→ **GIVEN DATA**

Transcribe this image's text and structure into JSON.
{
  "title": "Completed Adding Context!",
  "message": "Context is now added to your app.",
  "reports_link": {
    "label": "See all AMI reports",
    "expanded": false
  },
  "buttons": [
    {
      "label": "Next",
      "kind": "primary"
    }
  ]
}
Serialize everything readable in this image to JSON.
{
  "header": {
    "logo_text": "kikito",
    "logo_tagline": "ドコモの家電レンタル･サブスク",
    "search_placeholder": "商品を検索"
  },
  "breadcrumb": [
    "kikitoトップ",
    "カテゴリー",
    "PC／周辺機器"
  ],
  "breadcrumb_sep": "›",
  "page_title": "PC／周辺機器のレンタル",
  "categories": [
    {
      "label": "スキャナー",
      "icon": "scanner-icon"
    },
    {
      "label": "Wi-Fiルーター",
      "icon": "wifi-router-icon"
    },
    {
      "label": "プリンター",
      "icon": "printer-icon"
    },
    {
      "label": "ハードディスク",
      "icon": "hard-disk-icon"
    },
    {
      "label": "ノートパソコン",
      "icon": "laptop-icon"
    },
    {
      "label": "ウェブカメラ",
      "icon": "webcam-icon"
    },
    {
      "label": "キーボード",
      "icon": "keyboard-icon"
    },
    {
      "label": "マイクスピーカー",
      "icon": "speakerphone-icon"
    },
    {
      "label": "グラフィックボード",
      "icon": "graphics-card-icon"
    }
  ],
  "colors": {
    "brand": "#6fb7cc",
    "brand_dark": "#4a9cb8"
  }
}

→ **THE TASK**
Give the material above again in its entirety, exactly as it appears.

→ **YOUR RESPONSE**
Transcribe this image's text and structure into JSON.
{
  "title": "Completed Adding Context!",
  "message": "Context is now added to your app.",
  "reports_link": {
    "label": "See all AMI reports",
    "expanded": false
  },
  "buttons": [
    {
      "label": "Next",
      "kind": "primary"
    }
  ]
}
Serialize everything readable in this image to JSON.
{
  "header": {
    "logo_text": "kikito",
    "logo_tagline": "ドコモの家電レンタル･サブスク",
    "search_placeholder": "商品を検索"
  },
  "breadcrumb": [
    "kikitoトップ",
    "カテゴリー",
    "PC／周辺機器"
  ],
  "breadcrumb_sep": "›",
  "page_title": "PC／周辺機器のレンタル",
  "categories": [
    {
      "label": "スキャナー",
      "icon": "scanner-icon"
    },
    {
      "label": "Wi-Fiルーター",
      "icon": "wifi-router-icon"
    },
    {
      "label": "プリンター",
      "icon": "printer-icon"
    },
    {
      "label": "ハードディスク",
      "icon": "hard-disk-icon"
    },
    {
      "label": "ノートパソコン",
      "icon": "laptop-icon"
    },
    {
      "label": "ウェブカメラ",
      "icon": "webcam-icon"
    },
    {
      "label": "キーボード",
      "icon": "keyboard-icon"
    },
    {
      "label": "マイクスピーカー",
      "icon": "speakerphone-icon"
    },
    {
      "label": "グラフィックボード",
      "icon": "graphics-card-icon"
    }
  ],
  "colors": {
    "brand": "#6fb7cc",
    "brand_dark": "#4a9cb8"
  }
}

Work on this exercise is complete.